Horace Walpole

After a leisurely lunch, Horace and I will be joined by Mary Darby Robinson and Richard Brinsley Sheridan and, with the tea still flowing, we’ll while away an afternoon. Happily, with three Whigs together, political arguments - always a mainstay of Georgian society - might just about be kept to a minimum!

Richard Brinsley Sheridan

There’s nothing I love more than tea, theatre and Georgians, so this would be an absolute dream come true. Between them this trio had an intimate knowledge (literally in Mary’s case) of the House of Hanover and the world of Georgian theatre and in my dream world, they’d be more than happy to share it!

Mary Robinson

We’d wander Strawberry Hill with Walpole as an enthusiastic guide, learning about this dreamy Gothic palace from the man who created it. Then, as the evening began to draw on, where better to end the day that at the theatre? A little trip to Drury Lane would be in order, I think, to fulfil the dream of everybody who loves there and the 18th century - the chance to see the legendary Sarah Siddons in action.

It was Sheridan who brought Mrs Siddons back to London after her disastrous earlier appearance alongside Garrick, and her appearance at Drury Lane in Fatal Marriage in 1782 launched her into the stratosphere, so to see her perform with Sheridan in the seat beside me in the company of Sheridan would be utterly epic!

Going round after a performance is always fun so we’d join the divine Mrs S after the show for a drink or two and that would, I think, crown the perfect day. I would come home to the 21st century feeling very happy indeed!

So, I’ve got nothing in my diary for the next couple of days and I’m raring to go - when do we leave for 1782?


Catherine Curzon is a royal historian. She is the author of Life in the Georgian Court, Kings of Georgian Britain, and Queens of Georgian Britain

Her work has been featured on, the official website of BBC History Magazine and in publications such as Explore History, All About History, History of Royals and Jane Austen’s Regency World . She has appeared with An Evening with Jane Austen at venues including Kenwood House and Godmersham Park and has spoken at the Royal Pavilion in Brighton, Lichfield Guildhall, the National Maritime Museum at Greenwich and Dr Johnson’s House, among others.
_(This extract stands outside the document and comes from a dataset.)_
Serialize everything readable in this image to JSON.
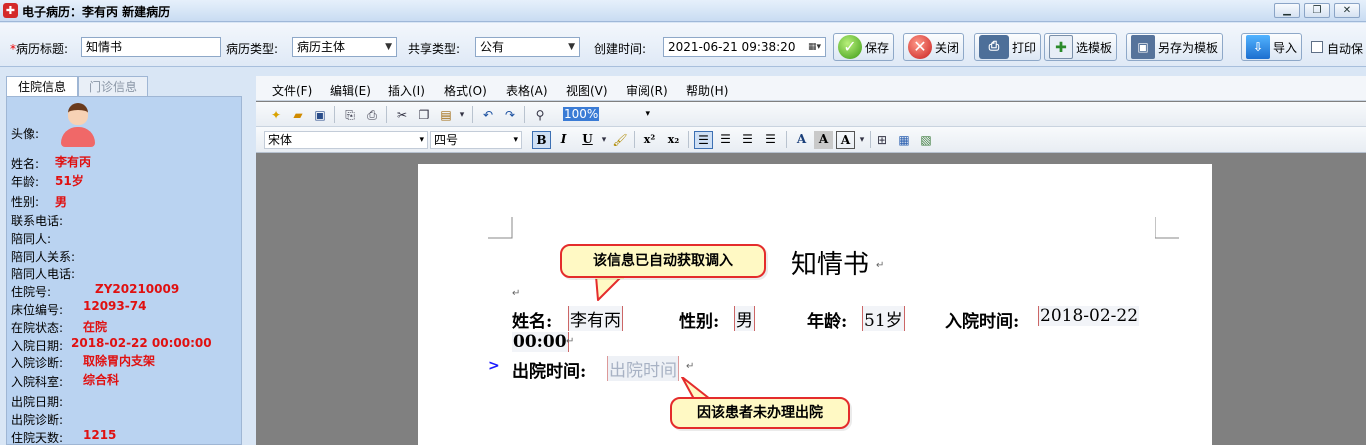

An Evening with Jane Austen - Cast Photo

Catherine holds a Master’s degree in Film and when not dodging the furies of the guillotine, writes fiction set deep in the underbelly of Georgian London. Her novels, The Crown Spire, The Star of Versailles, and The Mistress of Blackstairs, are available now.

She lives in Yorkshire atop a ludicrously steep hill.

[All illustrations in the Public Domain. Photo supplied by the author]